7. In the interior of the province of Choco, the small ravine (Quebrada) de la Raspadnra, unites the neighbouring sources of the Rio de Noattama, called also Rio San Juan, and the small river Quito. The latter, the Rio Andageda and the Rio Zitara, form the Rio d' Atrato, which discharges itself into the Atlantic Ocean, while the Rio San Juan flows into the South Sea. A monk of great activity, cure" of the village of Novita, employed his parishioners to dig a small canal in the ravine de la Raspadura, by means of which, when the rains are abundant, canoes loaded with cacao pass from sea to sea. This interior communication has existed since 1788, unknown in Europe. The small canal of Raspadura unites, on the coasts of the two oceans, two points 75 leagues distant from one another.
8. In the 10° of south latitude, two or three days' journey from Lima, we reach the banks of the Rio Guallaga (or Huallaga), by which we may without doubling Cape Horn arrive at the
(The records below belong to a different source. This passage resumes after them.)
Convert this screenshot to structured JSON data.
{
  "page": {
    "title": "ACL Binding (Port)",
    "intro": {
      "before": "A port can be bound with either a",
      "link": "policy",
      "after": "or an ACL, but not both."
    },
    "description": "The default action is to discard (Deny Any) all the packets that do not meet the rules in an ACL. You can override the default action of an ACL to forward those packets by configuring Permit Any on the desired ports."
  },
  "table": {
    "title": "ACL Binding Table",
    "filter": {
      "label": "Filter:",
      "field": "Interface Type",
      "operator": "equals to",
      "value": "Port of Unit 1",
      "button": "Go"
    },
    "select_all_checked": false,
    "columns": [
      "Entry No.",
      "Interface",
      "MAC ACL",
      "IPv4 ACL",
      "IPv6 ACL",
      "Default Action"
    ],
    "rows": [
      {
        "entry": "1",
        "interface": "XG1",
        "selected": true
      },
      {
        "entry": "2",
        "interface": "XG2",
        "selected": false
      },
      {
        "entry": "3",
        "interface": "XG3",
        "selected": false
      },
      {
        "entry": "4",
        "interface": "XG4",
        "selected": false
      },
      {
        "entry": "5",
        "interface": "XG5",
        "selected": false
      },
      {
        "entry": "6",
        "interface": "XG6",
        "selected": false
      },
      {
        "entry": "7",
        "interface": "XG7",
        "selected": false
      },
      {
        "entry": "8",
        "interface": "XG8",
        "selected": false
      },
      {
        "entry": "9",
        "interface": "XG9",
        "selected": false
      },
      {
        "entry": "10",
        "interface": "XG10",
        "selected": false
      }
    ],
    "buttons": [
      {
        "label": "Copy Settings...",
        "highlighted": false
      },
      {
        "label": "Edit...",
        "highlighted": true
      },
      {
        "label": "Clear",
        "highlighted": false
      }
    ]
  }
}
banks of the grand Para in Brazil. The sources even of the Rio Huanuco* which runs into the Guallaga, are only four or five leagues distant from the source of the Rio Huaura, which flows into the Pacific Ocean. The Rio Xautco, also, which contributes to form the Apuremac and the Ucayale, has its rise near the source of the Rio Rimac. The height of the Cordillera, and the nature of the ground, render the execution of a canal impossible; but the construction of a commodious road, from the capital of Peru to the Rio de Huanaco, would facilitate the transport of goods to Europe. The great rivers Ucayale and. Guallaga would carry in five or six weeks the productions of Peru to the mouth of the Amazons, and to the neighbouring coasts of Europe, while a passage of four months is requisite to convey the same goods to the same point, in doubling * Cape Horn. The cultivation of the fine regions situated on the eastern declivity of the Andes, and the prosperity and wealth of their inhabitants, depend on a free navigation of the river of the Amazons. This liberty, denied by
* See the maps given by Father Sobreviola, in the third volume of an excellent literary journal published at Lima, under the title of Mercurio Peruviano. The work of Skinner, on Peru, is an extract from this journal, of which some volumes, unfortunately not the most interesting, have found their way to London. I deposited the whole work in the king's library, at Berlin.